[Exercise brief] Report back every line below that carries the word "this".

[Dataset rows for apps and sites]

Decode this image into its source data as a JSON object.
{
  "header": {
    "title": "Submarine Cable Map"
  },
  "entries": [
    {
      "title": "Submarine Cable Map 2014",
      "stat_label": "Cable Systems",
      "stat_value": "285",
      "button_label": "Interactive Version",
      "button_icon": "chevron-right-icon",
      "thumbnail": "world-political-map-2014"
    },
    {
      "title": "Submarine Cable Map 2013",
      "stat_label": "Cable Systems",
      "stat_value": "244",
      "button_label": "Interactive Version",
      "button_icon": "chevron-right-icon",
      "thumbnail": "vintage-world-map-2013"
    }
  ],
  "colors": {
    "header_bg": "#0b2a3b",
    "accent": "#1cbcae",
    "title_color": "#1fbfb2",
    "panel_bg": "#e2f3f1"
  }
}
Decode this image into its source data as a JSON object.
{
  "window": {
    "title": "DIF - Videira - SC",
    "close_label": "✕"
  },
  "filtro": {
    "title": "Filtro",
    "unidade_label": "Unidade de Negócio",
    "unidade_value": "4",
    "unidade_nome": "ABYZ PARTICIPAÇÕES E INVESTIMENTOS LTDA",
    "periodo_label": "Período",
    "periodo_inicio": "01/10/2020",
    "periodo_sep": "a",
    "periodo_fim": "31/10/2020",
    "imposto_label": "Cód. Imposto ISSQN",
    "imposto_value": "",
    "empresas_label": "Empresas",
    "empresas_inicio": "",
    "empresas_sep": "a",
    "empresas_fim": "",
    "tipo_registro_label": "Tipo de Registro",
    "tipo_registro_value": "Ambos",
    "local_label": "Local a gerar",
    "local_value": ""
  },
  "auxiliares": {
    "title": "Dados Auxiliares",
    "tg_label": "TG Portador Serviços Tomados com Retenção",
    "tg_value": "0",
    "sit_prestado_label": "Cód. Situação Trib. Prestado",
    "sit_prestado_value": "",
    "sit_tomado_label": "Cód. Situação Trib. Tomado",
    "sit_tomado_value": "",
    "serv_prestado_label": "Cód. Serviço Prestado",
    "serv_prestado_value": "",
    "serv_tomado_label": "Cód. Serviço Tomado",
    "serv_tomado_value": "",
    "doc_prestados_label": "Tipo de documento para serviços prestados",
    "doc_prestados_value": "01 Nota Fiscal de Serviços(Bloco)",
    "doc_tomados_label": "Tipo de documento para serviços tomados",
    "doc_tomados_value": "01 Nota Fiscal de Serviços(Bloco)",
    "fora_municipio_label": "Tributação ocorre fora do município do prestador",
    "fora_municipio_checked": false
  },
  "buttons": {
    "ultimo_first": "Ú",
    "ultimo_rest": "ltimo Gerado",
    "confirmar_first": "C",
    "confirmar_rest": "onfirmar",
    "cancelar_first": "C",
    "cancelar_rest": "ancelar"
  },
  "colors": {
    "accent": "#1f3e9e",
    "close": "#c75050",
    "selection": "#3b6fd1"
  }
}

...

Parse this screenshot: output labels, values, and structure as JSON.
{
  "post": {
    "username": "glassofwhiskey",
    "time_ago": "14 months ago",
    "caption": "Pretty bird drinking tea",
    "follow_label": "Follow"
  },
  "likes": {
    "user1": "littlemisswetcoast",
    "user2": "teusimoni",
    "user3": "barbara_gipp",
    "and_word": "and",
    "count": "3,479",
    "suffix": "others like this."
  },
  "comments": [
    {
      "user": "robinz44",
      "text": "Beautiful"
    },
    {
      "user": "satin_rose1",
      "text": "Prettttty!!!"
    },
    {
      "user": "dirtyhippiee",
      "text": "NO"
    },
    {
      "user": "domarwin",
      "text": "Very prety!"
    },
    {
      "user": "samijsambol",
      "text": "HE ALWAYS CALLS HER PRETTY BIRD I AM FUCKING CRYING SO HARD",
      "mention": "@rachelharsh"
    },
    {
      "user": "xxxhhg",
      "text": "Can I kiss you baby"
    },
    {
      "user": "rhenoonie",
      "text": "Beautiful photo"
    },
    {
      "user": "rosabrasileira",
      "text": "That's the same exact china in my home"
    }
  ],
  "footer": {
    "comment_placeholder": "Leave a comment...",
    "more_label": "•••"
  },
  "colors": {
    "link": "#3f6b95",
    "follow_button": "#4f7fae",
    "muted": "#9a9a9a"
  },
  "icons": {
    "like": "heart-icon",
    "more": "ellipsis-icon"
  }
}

[Solved problem]
Decode this image into its source data as a JSON object.
Decode this image into its source data as a JSON object.
Parse this screenshot: output labels, values, and structure as JSON.
    "suffix": "others like this."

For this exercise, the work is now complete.